(Data records for software interfaces)
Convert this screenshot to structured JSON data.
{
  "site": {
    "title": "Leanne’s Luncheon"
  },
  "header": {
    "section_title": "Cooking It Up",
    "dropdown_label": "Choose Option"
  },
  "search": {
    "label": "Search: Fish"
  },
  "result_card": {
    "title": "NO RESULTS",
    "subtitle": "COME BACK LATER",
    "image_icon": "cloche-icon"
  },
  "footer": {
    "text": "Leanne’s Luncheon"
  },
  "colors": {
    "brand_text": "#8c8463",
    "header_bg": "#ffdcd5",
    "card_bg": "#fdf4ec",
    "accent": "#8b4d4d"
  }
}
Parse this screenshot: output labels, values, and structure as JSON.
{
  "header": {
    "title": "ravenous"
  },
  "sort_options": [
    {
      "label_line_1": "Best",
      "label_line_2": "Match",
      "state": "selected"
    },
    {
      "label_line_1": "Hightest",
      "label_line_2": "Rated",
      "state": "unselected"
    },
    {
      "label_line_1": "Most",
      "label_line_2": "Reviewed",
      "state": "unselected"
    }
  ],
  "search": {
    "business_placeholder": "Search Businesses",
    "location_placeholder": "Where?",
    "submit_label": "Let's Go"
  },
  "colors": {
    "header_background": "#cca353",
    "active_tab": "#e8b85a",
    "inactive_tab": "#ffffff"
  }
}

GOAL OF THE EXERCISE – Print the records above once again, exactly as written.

RESPONSE AREA –
Convert this screenshot to structured JSON data.
{
  "site": {
    "title": "Leanne’s Luncheon"
  },
  "header": {
    "section_title": "Cooking It Up",
    "dropdown_label": "Choose Option"
  },
  "search": {
    "label": "Search: Fish"
  },
  "result_card": {
    "title": "NO RESULTS",
    "subtitle": "COME BACK LATER",
    "image_icon": "cloche-icon"
  },
  "footer": {
    "text": "Leanne’s Luncheon"
  },
  "colors": {
    "brand_text": "#8c8463",
    "header_bg": "#ffdcd5",
    "card_bg": "#fdf4ec",
    "accent": "#8b4d4d"
  }
}
Parse this screenshot: output labels, values, and structure as JSON.
{
  "header": {
    "title": "ravenous"
  },
  "sort_options": [
    {
      "label_line_1": "Best",
      "label_line_2": "Match",
      "state": "selected"
    },
    {
      "label_line_1": "Hightest",
      "label_line_2": "Rated",
      "state": "unselected"
    },
    {
      "label_line_1": "Most",
      "label_line_2": "Reviewed",
      "state": "unselected"
    }
  ],
  "search": {
    "business_placeholder": "Search Businesses",
    "location_placeholder": "Where?",
    "submit_label": "Let's Go"
  },
  "colors": {
    "header_background": "#cca353",
    "active_tab": "#e8b85a",
    "inactive_tab": "#ffffff"
  }
}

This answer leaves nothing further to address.